Data to process START

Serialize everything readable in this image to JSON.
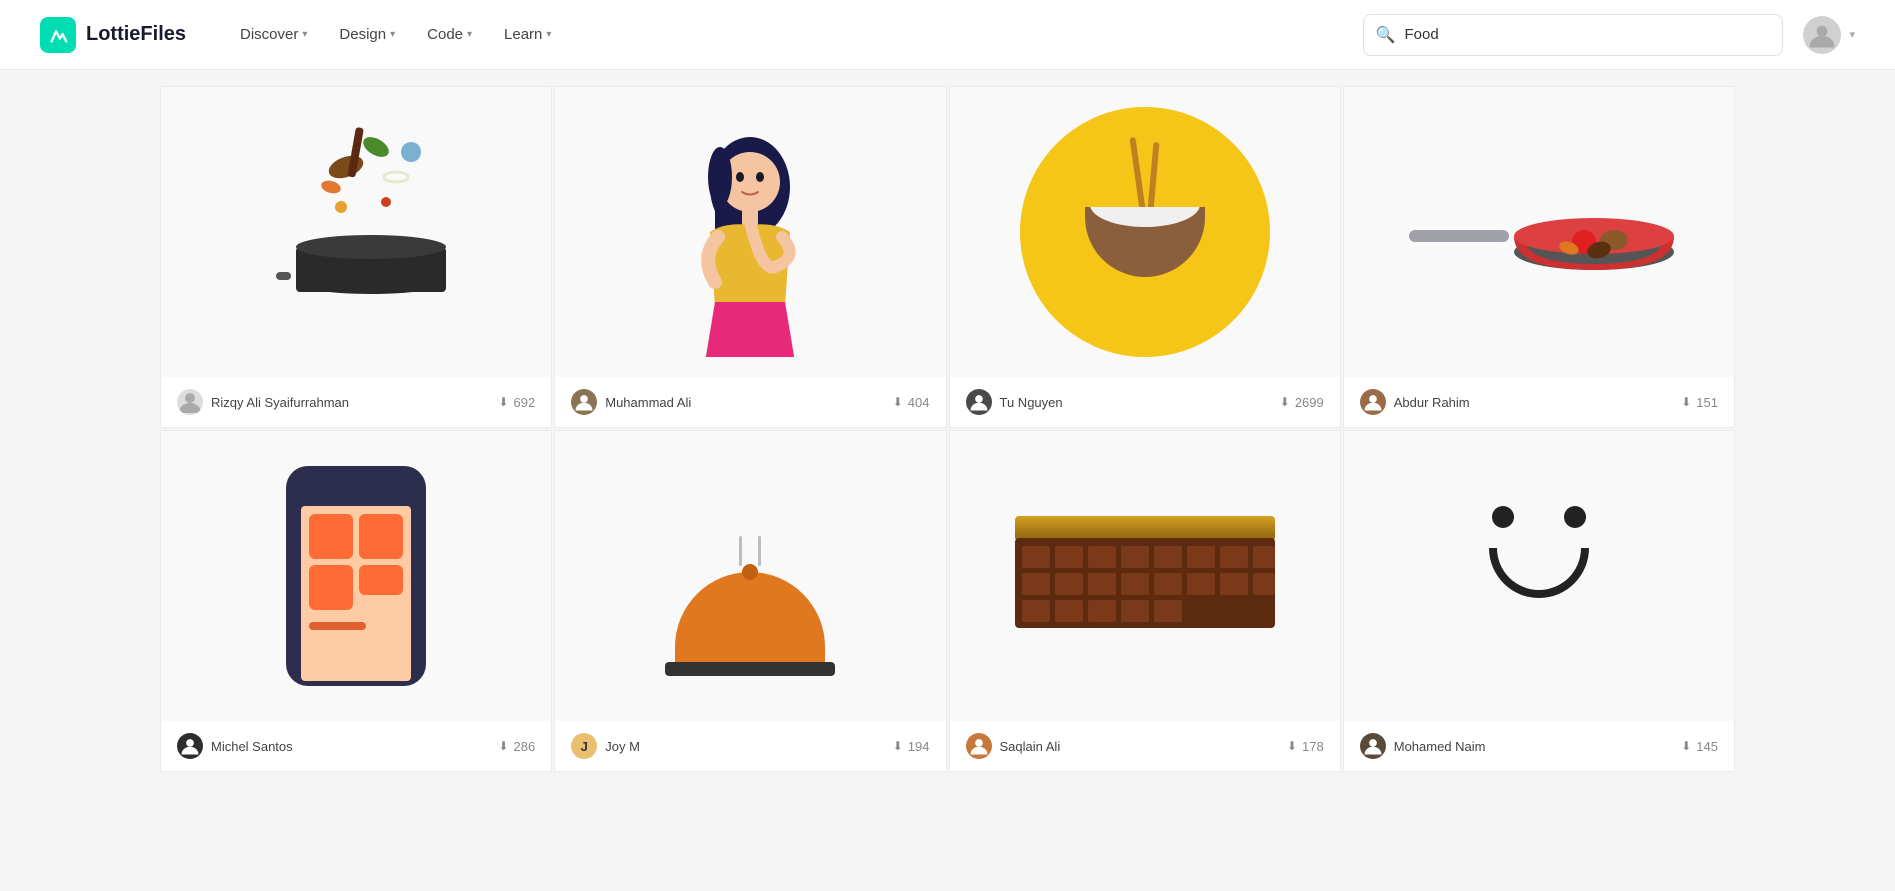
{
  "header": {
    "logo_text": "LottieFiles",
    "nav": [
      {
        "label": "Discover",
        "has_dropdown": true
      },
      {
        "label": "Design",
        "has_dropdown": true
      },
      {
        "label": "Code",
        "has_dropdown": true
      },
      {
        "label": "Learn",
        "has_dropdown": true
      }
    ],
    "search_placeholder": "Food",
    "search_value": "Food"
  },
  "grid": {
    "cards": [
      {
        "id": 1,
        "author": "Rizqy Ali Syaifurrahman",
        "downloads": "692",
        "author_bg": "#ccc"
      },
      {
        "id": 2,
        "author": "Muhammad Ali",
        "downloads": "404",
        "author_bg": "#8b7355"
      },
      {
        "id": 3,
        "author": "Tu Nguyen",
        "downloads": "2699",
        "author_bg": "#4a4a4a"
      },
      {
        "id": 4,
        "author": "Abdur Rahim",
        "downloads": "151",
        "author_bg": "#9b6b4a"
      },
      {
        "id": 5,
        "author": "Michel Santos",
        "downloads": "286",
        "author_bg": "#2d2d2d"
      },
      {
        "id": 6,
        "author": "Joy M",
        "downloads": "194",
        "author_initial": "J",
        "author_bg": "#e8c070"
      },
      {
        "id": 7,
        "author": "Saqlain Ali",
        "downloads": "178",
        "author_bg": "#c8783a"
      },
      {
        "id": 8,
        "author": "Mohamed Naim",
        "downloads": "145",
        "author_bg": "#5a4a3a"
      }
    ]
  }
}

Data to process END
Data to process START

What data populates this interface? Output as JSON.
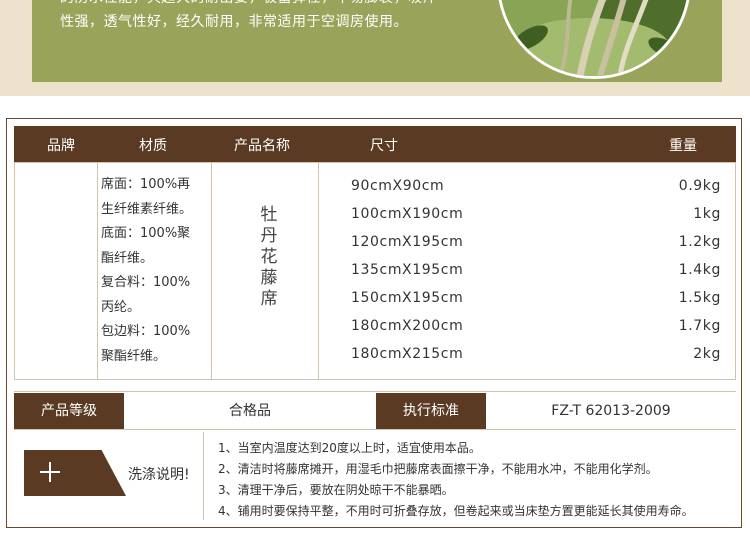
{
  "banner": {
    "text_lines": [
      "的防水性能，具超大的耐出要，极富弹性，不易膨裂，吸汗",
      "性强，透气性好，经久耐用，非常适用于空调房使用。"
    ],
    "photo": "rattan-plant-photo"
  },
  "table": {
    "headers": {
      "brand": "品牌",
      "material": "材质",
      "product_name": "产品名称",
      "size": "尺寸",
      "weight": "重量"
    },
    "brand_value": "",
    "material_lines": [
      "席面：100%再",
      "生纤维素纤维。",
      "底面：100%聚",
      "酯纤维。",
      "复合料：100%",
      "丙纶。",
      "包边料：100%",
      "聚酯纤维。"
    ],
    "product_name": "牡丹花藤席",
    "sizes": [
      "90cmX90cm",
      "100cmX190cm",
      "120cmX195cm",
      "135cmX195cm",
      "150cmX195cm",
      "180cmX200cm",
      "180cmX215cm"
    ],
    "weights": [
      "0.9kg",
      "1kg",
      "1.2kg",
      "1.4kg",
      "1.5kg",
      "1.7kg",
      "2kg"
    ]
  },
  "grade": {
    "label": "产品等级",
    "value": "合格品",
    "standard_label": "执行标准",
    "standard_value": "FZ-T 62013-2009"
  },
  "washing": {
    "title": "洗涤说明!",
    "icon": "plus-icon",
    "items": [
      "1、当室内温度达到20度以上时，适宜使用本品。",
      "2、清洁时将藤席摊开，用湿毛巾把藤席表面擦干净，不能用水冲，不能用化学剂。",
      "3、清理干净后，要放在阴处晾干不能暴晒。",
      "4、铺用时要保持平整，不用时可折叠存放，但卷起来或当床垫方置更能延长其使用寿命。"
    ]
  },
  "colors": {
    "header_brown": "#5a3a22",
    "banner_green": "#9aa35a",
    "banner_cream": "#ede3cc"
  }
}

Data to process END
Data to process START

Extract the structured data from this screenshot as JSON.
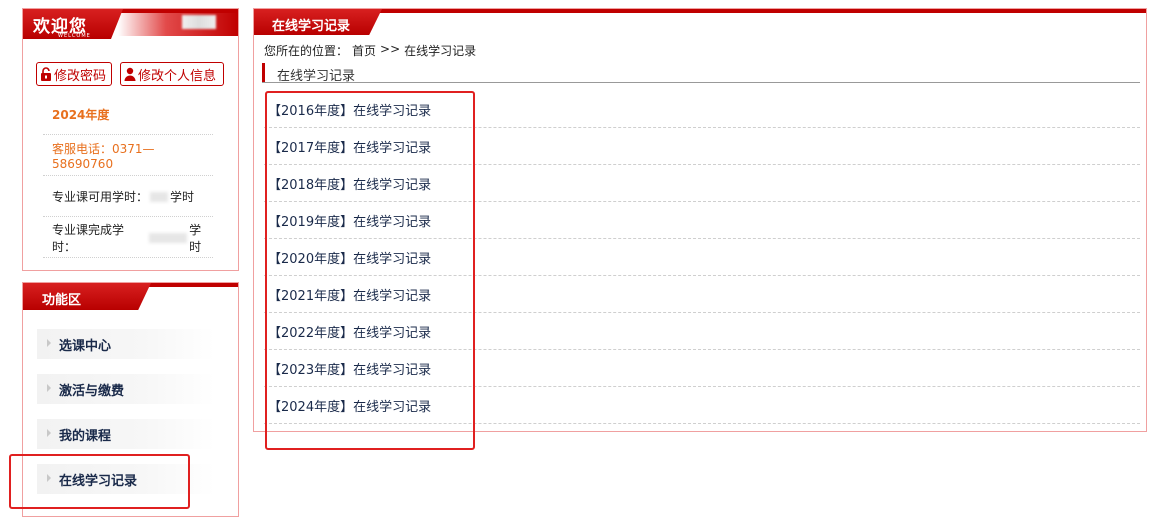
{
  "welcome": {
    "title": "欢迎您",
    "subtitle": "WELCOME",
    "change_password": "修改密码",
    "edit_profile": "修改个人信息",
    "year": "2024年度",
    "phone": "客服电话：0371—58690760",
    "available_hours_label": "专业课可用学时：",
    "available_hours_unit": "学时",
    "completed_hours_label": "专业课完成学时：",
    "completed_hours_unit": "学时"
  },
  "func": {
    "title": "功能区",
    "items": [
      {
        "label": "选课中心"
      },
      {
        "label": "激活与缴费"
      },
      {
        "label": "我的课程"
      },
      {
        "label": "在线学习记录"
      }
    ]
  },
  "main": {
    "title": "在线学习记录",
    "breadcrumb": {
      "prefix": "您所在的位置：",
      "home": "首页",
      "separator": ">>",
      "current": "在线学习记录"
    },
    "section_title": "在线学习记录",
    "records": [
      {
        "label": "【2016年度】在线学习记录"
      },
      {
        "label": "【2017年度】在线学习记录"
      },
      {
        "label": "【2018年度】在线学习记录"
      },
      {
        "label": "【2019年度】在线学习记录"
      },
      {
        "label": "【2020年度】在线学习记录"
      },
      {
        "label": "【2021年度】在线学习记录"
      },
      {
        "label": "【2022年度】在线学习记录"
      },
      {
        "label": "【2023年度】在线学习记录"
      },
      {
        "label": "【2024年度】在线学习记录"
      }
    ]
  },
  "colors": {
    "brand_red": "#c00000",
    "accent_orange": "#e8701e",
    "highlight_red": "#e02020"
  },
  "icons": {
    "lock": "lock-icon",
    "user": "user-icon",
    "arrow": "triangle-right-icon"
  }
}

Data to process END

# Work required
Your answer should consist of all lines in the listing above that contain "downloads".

# Solution
        "downloads": "692",
        "downloads": "404",
        "downloads": "2699",
        "downloads": "151",
        "downloads": "286",
        "downloads": "194",
        "downloads": "178",
        "downloads": "145",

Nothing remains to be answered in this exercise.